In these situations, you may want to go one step beyond rechargeable batteries alone to consider the new generation of both wind-up devices and gadgets that can recharge themselves. Many companies offer wind-up and rechargeable flashlights, radios, and lanterns. I’ve got a radio that works off both a wind-up as well as solar power. But you should begin to see more solar power supplemental devices, too, that will let you power up laptop computers and heavier duty appliances. Many of us already use solar lawn lanterns as a lower cost alternative to wiring the front walkway.

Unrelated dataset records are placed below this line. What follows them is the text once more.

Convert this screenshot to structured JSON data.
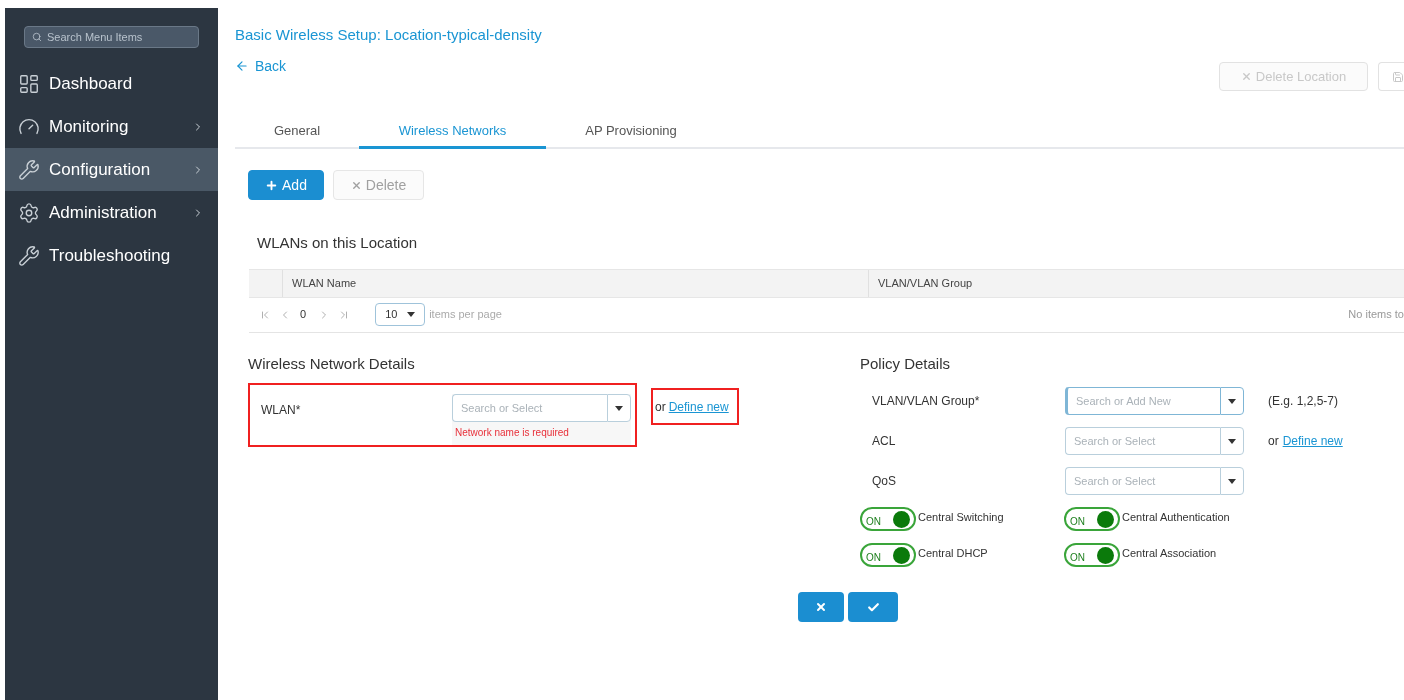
{
  "sidebar": {
    "search": {
      "placeholder": "Search Menu Items"
    },
    "items": [
      {
        "label": "Dashboard",
        "selected": false,
        "expandable": false
      },
      {
        "label": "Monitoring",
        "selected": false,
        "expandable": true
      },
      {
        "label": "Configuration",
        "selected": true,
        "expandable": true
      },
      {
        "label": "Administration",
        "selected": false,
        "expandable": true
      },
      {
        "label": "Troubleshooting",
        "selected": false,
        "expandable": false
      }
    ]
  },
  "header": {
    "title": "Basic Wireless Setup: Location-typical-density",
    "back": "Back",
    "actions": [
      {
        "kind": "delete",
        "label": "Delete Location",
        "disabled": true
      },
      {
        "kind": "save",
        "disabled": true
      }
    ]
  },
  "tabs": [
    {
      "label": "General",
      "selected": false
    },
    {
      "label": "Wireless Networks",
      "selected": true
    },
    {
      "label": "AP Provisioning",
      "selected": false
    }
  ],
  "toolbar": [
    {
      "kind": "add",
      "label": "Add",
      "disabled": false
    },
    {
      "kind": "delete",
      "label": "Delete",
      "disabled": true
    }
  ],
  "wlans": {
    "title": "WLANs on this Location",
    "columns": [
      "WLAN Name",
      "VLAN/VLAN Group"
    ],
    "pager": {
      "page": "0",
      "page_size": "10",
      "per_page_label": "items per page",
      "empty": "No items to"
    }
  },
  "wireless_details": {
    "title": "Wireless Network Details",
    "label": "WLAN*",
    "placeholder": "Search or Select",
    "error": "Network name is required",
    "or": "or",
    "link": "Define new",
    "highlighted": true
  },
  "policy_details": {
    "title": "Policy Details",
    "fields": [
      {
        "label": "VLAN/VLAN Group*",
        "placeholder": "Search or Add New",
        "focused": true,
        "hint": "(E.g. 1,2,5-7)"
      },
      {
        "label": "ACL",
        "placeholder": "Search or Select",
        "focused": false,
        "or": "or",
        "link": "Define new"
      },
      {
        "label": "QoS",
        "placeholder": "Search or Select",
        "focused": false
      }
    ],
    "toggles": [
      {
        "label": "Central Switching",
        "on": true,
        "state_label": "ON"
      },
      {
        "label": "Central Authentication",
        "on": true,
        "state_label": "ON"
      },
      {
        "label": "Central DHCP",
        "on": true,
        "state_label": "ON"
      },
      {
        "label": "Central Association",
        "on": true,
        "state_label": "ON"
      }
    ]
  },
  "footer": [
    {
      "kind": "cancel"
    },
    {
      "kind": "confirm"
    }
  ]
}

Also think about how often you have listened to the kids tantrum and whine because the batteries in their favorite toys exhaust before they do. When was the last time you thrilled your son or daughter with a great new gadget on a holiday or birthday morning only to have the batteries die at a time when there is no store open to buy replacements? There’s a situation where the sanity you save will be your very own.
If you decide to go the rechargeable route, do yourself a huge favor and re-invest some of your savings on traditional batteries into extra sets of rechargeables. Then you can have one set in use, one set charging, and a third waiting in case the first set depletes before the second is fully charged. I keep four sets charged and ready just for my digital camera since I do a fair amount of photography for my work. A friend with three pre-teen boys swears by her multiple sets of rechargeable batteries to keep the kids from rioting when their Game Boys die during a long car trip. Likewise, a neighbor who often gets called out in the middle of the night for emergency repairs keeps a battery recharger – one that works off the cigarette lighter socket – in his truck to keep his flashlights operational.